Website and app data records:
▬▬▬▬▬▬

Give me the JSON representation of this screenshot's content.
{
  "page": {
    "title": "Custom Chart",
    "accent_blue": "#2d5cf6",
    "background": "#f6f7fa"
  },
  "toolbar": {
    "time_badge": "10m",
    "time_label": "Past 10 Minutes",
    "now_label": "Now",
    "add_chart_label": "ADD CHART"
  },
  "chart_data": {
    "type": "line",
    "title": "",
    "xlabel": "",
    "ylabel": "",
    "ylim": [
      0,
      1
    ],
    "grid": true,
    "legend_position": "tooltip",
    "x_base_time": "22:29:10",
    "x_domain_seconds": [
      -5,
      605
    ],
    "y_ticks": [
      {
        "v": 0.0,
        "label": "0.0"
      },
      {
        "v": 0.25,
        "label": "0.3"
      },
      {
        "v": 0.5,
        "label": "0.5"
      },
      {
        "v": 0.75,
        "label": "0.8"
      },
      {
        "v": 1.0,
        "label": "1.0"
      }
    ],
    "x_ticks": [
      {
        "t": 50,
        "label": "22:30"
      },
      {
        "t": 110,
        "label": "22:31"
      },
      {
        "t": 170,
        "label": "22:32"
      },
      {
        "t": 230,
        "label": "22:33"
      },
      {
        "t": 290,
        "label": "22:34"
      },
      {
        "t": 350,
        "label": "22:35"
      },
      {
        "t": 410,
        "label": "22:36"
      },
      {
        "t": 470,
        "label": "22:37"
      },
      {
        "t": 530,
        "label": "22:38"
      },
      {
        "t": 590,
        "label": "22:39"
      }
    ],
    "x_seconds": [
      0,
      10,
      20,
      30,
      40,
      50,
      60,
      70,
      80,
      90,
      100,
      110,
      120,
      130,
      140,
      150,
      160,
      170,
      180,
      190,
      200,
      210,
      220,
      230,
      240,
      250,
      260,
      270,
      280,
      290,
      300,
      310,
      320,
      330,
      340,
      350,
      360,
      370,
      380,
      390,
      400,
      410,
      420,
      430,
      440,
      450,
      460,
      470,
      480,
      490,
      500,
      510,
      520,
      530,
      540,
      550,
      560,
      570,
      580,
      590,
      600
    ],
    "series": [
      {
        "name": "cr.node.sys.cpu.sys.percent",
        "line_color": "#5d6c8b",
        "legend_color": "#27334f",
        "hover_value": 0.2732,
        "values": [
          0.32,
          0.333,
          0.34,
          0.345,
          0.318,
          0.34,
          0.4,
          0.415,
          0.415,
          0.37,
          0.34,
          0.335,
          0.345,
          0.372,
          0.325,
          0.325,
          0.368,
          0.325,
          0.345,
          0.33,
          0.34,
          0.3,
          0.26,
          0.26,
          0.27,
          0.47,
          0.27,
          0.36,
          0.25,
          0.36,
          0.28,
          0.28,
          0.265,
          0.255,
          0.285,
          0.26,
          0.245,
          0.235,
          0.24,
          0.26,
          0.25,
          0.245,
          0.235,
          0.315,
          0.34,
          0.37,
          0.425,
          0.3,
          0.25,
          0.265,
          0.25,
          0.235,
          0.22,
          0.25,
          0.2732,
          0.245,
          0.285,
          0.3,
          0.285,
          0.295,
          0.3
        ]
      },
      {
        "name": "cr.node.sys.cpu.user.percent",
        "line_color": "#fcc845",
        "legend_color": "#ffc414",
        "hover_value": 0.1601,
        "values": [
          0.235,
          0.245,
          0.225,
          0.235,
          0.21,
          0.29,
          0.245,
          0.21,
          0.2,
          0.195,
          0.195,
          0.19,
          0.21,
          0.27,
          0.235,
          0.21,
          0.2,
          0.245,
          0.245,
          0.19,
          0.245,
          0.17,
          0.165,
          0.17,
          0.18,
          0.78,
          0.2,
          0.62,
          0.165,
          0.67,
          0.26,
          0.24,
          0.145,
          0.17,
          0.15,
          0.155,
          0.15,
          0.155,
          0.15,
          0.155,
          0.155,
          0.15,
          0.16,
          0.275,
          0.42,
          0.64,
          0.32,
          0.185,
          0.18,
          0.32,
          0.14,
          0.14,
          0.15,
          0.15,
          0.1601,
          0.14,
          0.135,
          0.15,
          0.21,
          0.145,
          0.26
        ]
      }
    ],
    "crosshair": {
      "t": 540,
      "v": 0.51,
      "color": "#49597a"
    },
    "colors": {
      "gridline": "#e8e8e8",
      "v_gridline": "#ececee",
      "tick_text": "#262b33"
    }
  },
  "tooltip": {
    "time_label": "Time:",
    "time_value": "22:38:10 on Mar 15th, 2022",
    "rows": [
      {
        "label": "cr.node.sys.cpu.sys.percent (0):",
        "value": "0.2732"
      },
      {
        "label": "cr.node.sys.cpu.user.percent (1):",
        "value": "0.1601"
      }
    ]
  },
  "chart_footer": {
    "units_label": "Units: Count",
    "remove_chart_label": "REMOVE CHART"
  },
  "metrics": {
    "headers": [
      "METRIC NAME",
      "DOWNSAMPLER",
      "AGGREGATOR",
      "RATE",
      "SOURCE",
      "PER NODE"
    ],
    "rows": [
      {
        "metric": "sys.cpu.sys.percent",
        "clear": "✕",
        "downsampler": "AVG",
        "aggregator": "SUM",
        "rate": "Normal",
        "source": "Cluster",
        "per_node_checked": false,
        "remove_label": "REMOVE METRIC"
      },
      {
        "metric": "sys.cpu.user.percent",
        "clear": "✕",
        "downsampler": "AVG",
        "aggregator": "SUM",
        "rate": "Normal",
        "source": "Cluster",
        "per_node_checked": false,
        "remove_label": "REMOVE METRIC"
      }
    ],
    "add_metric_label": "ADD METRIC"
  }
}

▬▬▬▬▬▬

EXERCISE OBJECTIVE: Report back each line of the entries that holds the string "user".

SOLUTION TO THIS TASK:
        "name": "cr.node.sys.cpu.user.percent",
        "label": "cr.node.sys.cpu.user.percent (1):",
        "metric": "sys.cpu.user.percent",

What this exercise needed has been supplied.